Antahafisaka is the Malagasy name for a creature new to the Prospect Park Zoo. For those not fluent in African languages, they are commonly known as Henkel’s leaf-tailed geckos.
A trio of these fascinating reptiles can be found inhabiting a space in the Animals in Art area of the zoo. Often found clinging to the exhibit window, visitors can get a close-up view of their unique toe pads, which enable them to maneuver on smooth vertical surfaces.
Their toes have ridges covered with millions of tiny hairs called setae and provide the means for geckos to scale a wall or even walk across a ceiling. Of course, in the wild, this adaptation allows geckos to easily climb trees and branches in their environment.
These adhesive hairs are so powerful that a gecko can support its own weight with a single digit. When they decide to move, their backward-bending toes help create an angle for the setae to naturally peel away from the surface, and then stick again.
Native to the Madagascar island of Nosy Be, these brown and cream speckled lizards have long, wide, flat tails that are nearly as long as their body. The large, gold-colored eyes have no eyelids, but are covered with a clear membrane that the animals will lick to keep clean.

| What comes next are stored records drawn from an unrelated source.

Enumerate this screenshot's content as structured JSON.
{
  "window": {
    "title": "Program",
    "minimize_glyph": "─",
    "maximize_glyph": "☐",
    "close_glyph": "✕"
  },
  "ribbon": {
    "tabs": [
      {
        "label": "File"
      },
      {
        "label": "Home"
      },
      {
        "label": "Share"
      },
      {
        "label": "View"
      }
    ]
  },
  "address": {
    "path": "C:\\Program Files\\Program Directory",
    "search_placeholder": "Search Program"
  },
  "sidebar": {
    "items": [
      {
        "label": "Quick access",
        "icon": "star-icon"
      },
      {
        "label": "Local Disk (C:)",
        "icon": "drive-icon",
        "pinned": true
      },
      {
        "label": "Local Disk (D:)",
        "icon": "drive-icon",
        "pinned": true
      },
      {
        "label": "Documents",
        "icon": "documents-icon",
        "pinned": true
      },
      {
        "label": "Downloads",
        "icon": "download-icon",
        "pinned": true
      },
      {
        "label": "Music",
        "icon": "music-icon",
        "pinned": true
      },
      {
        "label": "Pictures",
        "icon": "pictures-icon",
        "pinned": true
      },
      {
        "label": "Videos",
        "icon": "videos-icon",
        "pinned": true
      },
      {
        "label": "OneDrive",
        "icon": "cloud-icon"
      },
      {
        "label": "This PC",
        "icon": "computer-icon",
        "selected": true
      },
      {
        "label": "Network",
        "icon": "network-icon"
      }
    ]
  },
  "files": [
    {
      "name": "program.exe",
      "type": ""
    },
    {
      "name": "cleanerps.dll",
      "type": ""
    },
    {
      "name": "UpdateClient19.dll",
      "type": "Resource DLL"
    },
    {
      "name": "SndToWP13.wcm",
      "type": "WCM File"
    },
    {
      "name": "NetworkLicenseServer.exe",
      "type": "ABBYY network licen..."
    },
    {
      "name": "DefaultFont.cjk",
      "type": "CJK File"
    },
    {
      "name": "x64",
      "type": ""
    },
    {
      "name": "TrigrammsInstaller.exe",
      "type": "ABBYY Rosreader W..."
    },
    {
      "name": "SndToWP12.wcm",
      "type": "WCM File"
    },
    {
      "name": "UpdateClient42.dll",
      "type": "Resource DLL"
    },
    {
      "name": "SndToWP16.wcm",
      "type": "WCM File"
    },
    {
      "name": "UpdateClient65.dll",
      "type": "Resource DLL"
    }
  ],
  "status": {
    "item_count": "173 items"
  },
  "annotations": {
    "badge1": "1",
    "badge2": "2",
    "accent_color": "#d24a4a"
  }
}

Their shape and color enable them to easily camouflage themselves on tree branches. In fact, visitors sometimes don’t realize that the lump on an exhibit branch is actually a gecko—the trick is to look for the eyes.
Like many Madagascar species, the leaf-tailed gecko is threatened by severe habitat destruction. For years, the Wildlife Conservation Society has worked in Madagascar to protect its precious natural resources.
A community-managed forest zone of nearly 700,000 acres was created in collaboration with local residents. This green belt, Makira-Masoala, buffers the protected forest area and serves as a model for sustainable resource use and conservation.